## WHAT TO WORK ON:
Word for word, copy the data that follows and skip its pictures.

## EXERCISE MATERIALS:
----

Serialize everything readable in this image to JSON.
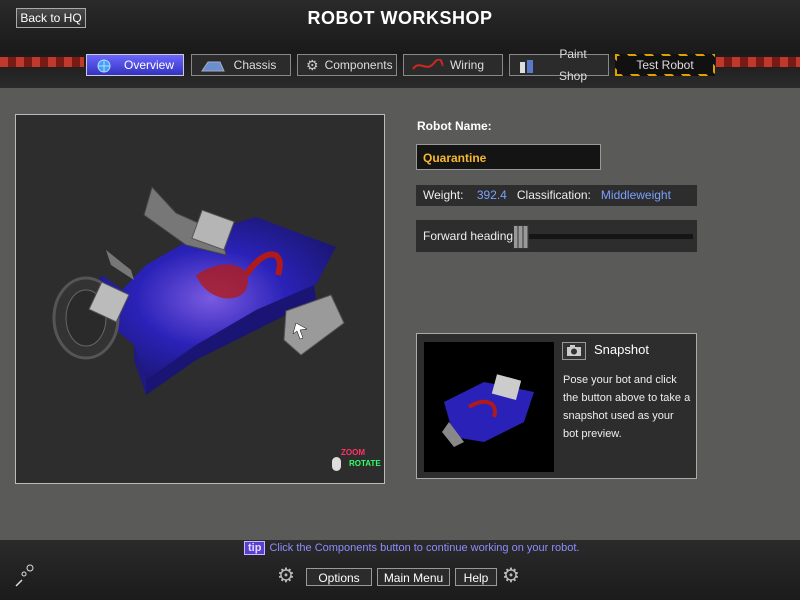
{
  "header": {
    "title": "ROBOT WORKSHOP",
    "back_label": "Back to HQ"
  },
  "tabs": [
    {
      "label": "Overview",
      "icon": "globe-icon"
    },
    {
      "label": "Chassis",
      "icon": "chassis-icon"
    },
    {
      "label": "Components",
      "icon": "gear-icon"
    },
    {
      "label": "Wiring",
      "icon": "wire-icon"
    },
    {
      "label": "Paint Shop",
      "icon": "paint-icon"
    },
    {
      "label": "Test Robot",
      "icon": ""
    }
  ],
  "robot": {
    "name_label": "Robot Name:",
    "name_value": "Quarantine",
    "weight_label": "Weight:",
    "weight_value": "392.4",
    "class_label": "Classification:",
    "class_value": "Middleweight",
    "heading_label": "Forward heading:"
  },
  "viewport": {
    "zoom_hint": "ZOOM",
    "rotate_hint": "ROTATE"
  },
  "snapshot": {
    "title": "Snapshot",
    "text": "Pose your bot and click the button above to take a snapshot used as your bot preview."
  },
  "footer": {
    "tip_badge": "tip",
    "tip_text": "Click the Components button to continue working on your robot.",
    "options_label": "Options",
    "mainmenu_label": "Main Menu",
    "help_label": "Help"
  },
  "colors": {
    "accent": "#4a48e0",
    "name": "#f5b830",
    "value": "#7aa0ff"
  }
}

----

## SOLUTION TO THE EXERCISE:
Serialize everything readable in this image to JSON.
{
  "header": {
    "title": "ROBOT WORKSHOP",
    "back_label": "Back to HQ"
  },
  "tabs": [
    {
      "label": "Overview",
      "icon": "globe-icon"
    },
    {
      "label": "Chassis",
      "icon": "chassis-icon"
    },
    {
      "label": "Components",
      "icon": "gear-icon"
    },
    {
      "label": "Wiring",
      "icon": "wire-icon"
    },
    {
      "label": "Paint Shop",
      "icon": "paint-icon"
    },
    {
      "label": "Test Robot",
      "icon": ""
    }
  ],
  "robot": {
    "name_label": "Robot Name:",
    "name_value": "Quarantine",
    "weight_label": "Weight:",
    "weight_value": "392.4",
    "class_label": "Classification:",
    "class_value": "Middleweight",
    "heading_label": "Forward heading:"
  },
  "viewport": {
    "zoom_hint": "ZOOM",
    "rotate_hint": "ROTATE"
  },
  "snapshot": {
    "title": "Snapshot",
    "text": "Pose your bot and click the button above to take a snapshot used as your bot preview."
  },
  "footer": {
    "tip_badge": "tip",
    "tip_text": "Click the Components button to continue working on your robot.",
    "options_label": "Options",
    "mainmenu_label": "Main Menu",
    "help_label": "Help"
  },
  "colors": {
    "accent": "#4a48e0",
    "name": "#f5b830",
    "value": "#7aa0ff"
  }
}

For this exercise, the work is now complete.